▶ Task statement
What you produce should match the records exactly, line for line.

[Entries from a dataset of interfaces]
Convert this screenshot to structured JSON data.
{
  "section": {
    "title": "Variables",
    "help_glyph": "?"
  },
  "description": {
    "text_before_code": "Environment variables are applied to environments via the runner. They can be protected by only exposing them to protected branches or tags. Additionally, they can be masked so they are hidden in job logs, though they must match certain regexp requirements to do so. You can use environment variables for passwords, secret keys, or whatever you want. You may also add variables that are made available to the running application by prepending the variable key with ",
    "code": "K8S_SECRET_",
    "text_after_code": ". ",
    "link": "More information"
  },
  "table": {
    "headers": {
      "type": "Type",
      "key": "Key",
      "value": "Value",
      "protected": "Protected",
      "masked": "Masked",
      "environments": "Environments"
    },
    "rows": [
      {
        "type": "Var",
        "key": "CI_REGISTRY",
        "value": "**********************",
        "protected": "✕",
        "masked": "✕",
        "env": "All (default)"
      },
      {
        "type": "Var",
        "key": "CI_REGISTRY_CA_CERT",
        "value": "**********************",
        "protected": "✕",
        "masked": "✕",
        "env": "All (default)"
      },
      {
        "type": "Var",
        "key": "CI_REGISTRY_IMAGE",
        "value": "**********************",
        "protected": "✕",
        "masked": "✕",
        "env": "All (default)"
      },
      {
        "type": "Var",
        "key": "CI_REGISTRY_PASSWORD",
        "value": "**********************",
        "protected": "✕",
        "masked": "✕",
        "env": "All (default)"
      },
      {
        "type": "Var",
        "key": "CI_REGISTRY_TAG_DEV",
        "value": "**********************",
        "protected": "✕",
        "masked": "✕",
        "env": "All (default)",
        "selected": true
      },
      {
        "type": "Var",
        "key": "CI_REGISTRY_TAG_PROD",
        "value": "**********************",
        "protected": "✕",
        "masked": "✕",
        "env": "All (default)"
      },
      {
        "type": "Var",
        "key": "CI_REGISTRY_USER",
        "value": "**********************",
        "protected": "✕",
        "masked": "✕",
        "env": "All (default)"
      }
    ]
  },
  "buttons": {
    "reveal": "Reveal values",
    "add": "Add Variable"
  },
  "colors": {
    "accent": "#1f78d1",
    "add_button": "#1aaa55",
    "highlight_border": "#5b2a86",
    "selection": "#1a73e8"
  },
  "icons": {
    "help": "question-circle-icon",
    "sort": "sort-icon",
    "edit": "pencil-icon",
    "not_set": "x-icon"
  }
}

▶ Solved exercise
Convert this screenshot to structured JSON data.
{
  "section": {
    "title": "Variables",
    "help_glyph": "?"
  },
  "description": {
    "text_before_code": "Environment variables are applied to environments via the runner. They can be protected by only exposing them to protected branches or tags. Additionally, they can be masked so they are hidden in job logs, though they must match certain regexp requirements to do so. You can use environment variables for passwords, secret keys, or whatever you want. You may also add variables that are made available to the running application by prepending the variable key with ",
    "code": "K8S_SECRET_",
    "text_after_code": ". ",
    "link": "More information"
  },
  "table": {
    "headers": {
      "type": "Type",
      "key": "Key",
      "value": "Value",
      "protected": "Protected",
      "masked": "Masked",
      "environments": "Environments"
    },
    "rows": [
      {
        "type": "Var",
        "key": "CI_REGISTRY",
        "value": "**********************",
        "protected": "✕",
        "masked": "✕",
        "env": "All (default)"
      },
      {
        "type": "Var",
        "key": "CI_REGISTRY_CA_CERT",
        "value": "**********************",
        "protected": "✕",
        "masked": "✕",
        "env": "All (default)"
      },
      {
        "type": "Var",
        "key": "CI_REGISTRY_IMAGE",
        "value": "**********************",
        "protected": "✕",
        "masked": "✕",
        "env": "All (default)"
      },
      {
        "type": "Var",
        "key": "CI_REGISTRY_PASSWORD",
        "value": "**********************",
        "protected": "✕",
        "masked": "✕",
        "env": "All (default)"
      },
      {
        "type": "Var",
        "key": "CI_REGISTRY_TAG_DEV",
        "value": "**********************",
        "protected": "✕",
        "masked": "✕",
        "env": "All (default)",
        "selected": true
      },
      {
        "type": "Var",
        "key": "CI_REGISTRY_TAG_PROD",
        "value": "**********************",
        "protected": "✕",
        "masked": "✕",
        "env": "All (default)"
      },
      {
        "type": "Var",
        "key": "CI_REGISTRY_USER",
        "value": "**********************",
        "protected": "✕",
        "masked": "✕",
        "env": "All (default)"
      }
    ]
  },
  "buttons": {
    "reveal": "Reveal values",
    "add": "Add Variable"
  },
  "colors": {
    "accent": "#1f78d1",
    "add_button": "#1aaa55",
    "highlight_border": "#5b2a86",
    "selection": "#1a73e8"
  },
  "icons": {
    "help": "question-circle-icon",
    "sort": "sort-icon",
    "edit": "pencil-icon",
    "not_set": "x-icon"
  }
}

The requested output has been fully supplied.